Overall, this was easier than I expected. It might be faster to outsource reading the exif data to some dedicate library, perhaps in python that would return everything you want in an easy to parse json data structure. The speed of computing the url is only annoying when you export or click on the links though.
I didn't build in any error handling, e.g. if you do this on a photo with no GPS data it will probably not handle it gracefully. I also haven't tested this on any other images, e.g. south of the equator, from other cameras, etc. I assume this exif data is pretty standard, but it is a wild world out there… It would still be nice to find a way to get a string representing the nearest known location somehow, that would help the caption be more useful.

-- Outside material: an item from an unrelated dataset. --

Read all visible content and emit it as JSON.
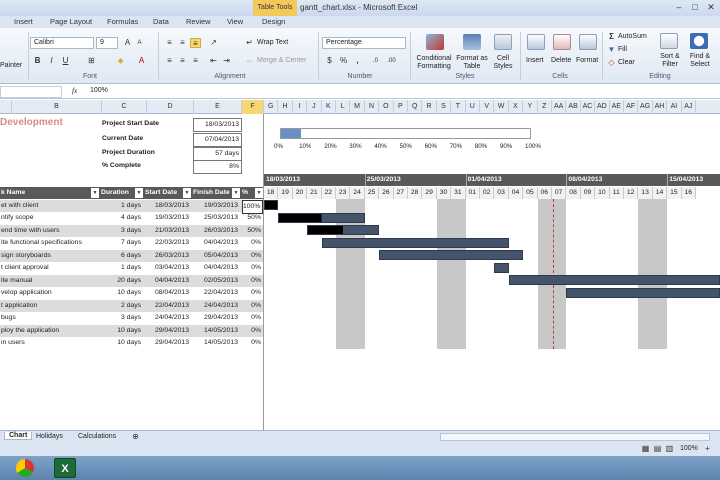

There is one little footnote to speak of, and that is I had to do a little hackery to get this to work with my blog machinery. You can see what it is in the org-source, I buried it in a noexport subheading, because it isn't that interesting in the grand scheme of things. It was just necessary because I export these org-files to blogofile, which then builds the html pages, instead of just exporting them. The images have to be copied to a source directory, and paths changed in the html to point to them. See, boring stuff. Otherwise, the code above should be fine for regular org and html files! Now, my vacation is over so it is time to get back to work.
Copyright (C) 2018 by John Kitchin. See the License for information about copying.
Org-mode version = 9.1.13